• **What needs to be done**
Extract every line from the records below that contains the word "image".

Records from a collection
◇ ◇ ◇ ◇
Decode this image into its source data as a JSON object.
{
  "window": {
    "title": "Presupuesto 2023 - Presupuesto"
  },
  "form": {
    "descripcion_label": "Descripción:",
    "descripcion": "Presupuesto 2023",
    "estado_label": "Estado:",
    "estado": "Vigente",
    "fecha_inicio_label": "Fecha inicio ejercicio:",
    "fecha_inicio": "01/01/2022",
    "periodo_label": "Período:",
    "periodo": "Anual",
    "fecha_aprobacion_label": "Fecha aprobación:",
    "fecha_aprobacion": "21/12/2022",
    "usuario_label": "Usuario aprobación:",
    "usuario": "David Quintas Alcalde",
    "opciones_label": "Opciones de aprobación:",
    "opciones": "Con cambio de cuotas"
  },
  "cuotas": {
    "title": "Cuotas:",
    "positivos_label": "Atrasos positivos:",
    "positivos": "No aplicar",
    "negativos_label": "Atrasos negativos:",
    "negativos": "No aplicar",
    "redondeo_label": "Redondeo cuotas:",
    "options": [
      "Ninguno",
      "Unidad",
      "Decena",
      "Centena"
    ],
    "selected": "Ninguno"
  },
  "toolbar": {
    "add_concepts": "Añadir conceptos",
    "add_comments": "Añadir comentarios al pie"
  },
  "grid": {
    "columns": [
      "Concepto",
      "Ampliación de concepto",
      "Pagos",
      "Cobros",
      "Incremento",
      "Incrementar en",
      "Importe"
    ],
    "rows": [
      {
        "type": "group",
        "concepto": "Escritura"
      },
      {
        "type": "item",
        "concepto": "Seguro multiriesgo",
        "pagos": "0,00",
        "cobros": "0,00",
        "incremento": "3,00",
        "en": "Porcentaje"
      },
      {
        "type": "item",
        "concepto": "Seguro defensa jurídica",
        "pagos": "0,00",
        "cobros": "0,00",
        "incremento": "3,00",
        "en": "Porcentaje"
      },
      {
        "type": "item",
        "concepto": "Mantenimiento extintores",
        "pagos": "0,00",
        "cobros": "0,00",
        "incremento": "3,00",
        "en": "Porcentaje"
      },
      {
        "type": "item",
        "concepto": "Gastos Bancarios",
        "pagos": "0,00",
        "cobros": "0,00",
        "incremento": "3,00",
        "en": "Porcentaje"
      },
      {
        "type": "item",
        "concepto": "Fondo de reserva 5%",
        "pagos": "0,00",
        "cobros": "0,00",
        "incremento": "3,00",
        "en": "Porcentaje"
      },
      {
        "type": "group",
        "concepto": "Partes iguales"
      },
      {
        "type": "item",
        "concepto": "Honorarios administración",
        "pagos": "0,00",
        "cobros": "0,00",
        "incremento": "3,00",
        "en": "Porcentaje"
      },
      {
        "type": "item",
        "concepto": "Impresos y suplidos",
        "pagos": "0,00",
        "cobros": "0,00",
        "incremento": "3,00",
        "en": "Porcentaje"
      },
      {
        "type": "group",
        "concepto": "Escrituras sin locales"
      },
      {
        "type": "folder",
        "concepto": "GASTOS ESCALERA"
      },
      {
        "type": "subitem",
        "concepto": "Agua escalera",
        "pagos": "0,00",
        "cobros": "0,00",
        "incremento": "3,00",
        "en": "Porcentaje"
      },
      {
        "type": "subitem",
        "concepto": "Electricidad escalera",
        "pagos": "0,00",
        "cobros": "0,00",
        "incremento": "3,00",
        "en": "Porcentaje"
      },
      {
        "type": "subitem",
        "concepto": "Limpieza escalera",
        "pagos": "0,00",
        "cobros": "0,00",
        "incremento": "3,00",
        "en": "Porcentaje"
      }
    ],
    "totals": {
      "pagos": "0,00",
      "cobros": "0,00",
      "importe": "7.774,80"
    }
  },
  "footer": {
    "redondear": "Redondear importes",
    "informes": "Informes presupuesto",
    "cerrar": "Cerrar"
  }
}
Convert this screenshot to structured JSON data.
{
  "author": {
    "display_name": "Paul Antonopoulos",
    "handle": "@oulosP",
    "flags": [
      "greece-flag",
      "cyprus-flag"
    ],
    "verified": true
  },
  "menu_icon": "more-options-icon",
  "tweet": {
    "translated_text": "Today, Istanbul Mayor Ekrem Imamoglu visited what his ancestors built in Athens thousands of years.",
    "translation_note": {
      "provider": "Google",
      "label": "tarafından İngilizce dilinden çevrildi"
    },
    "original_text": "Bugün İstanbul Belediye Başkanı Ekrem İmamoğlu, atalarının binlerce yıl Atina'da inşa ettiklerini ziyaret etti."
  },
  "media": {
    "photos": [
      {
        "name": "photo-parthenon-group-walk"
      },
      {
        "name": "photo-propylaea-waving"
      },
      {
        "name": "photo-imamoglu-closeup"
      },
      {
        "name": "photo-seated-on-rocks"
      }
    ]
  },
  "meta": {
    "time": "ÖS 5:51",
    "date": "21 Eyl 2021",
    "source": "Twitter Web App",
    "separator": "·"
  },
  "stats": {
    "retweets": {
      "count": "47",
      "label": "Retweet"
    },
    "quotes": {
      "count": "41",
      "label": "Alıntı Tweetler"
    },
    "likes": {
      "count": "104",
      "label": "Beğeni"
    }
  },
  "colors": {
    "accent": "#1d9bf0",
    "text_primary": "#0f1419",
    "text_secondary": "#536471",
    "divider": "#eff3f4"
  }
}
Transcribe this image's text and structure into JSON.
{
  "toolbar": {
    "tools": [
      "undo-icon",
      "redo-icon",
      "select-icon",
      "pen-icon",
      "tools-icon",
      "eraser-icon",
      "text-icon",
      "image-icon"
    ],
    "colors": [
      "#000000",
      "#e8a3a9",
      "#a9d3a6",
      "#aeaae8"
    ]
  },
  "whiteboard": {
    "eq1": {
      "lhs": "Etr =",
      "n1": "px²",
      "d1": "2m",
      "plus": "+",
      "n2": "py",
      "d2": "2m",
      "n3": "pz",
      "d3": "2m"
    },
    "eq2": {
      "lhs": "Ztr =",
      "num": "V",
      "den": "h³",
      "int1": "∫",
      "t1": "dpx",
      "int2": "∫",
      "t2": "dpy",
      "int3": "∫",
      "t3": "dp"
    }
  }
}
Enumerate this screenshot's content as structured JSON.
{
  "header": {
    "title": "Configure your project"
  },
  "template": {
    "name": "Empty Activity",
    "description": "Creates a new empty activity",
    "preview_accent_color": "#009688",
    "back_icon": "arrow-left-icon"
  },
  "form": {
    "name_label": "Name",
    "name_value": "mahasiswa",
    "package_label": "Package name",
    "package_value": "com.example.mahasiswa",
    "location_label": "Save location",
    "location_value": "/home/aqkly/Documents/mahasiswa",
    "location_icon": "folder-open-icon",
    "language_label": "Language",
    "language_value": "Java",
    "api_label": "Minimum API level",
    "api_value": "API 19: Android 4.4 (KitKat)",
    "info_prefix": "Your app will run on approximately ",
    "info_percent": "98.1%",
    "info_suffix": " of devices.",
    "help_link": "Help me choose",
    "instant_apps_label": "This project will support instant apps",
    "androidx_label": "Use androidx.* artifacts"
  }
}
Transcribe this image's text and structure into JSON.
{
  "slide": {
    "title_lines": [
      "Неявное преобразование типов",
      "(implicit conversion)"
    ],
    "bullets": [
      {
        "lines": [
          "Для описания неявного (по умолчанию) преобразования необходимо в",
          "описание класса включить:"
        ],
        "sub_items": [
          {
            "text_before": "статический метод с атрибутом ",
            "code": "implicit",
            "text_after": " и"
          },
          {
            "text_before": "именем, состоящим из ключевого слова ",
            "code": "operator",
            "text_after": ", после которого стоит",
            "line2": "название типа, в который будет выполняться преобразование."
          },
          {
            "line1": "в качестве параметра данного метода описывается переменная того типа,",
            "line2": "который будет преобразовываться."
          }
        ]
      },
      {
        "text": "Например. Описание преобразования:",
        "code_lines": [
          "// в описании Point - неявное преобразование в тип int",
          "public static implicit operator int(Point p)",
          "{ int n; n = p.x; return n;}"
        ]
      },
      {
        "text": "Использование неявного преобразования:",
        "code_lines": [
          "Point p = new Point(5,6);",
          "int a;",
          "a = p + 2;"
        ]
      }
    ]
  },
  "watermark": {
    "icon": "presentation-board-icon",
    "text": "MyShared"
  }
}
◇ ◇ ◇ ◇
• **Expected answer**
Decode this image into its source data as a JSON object.
Transcribe this image's text and structure into JSON.
      "image-icon"
Transcribe this image's text and structure into JSON.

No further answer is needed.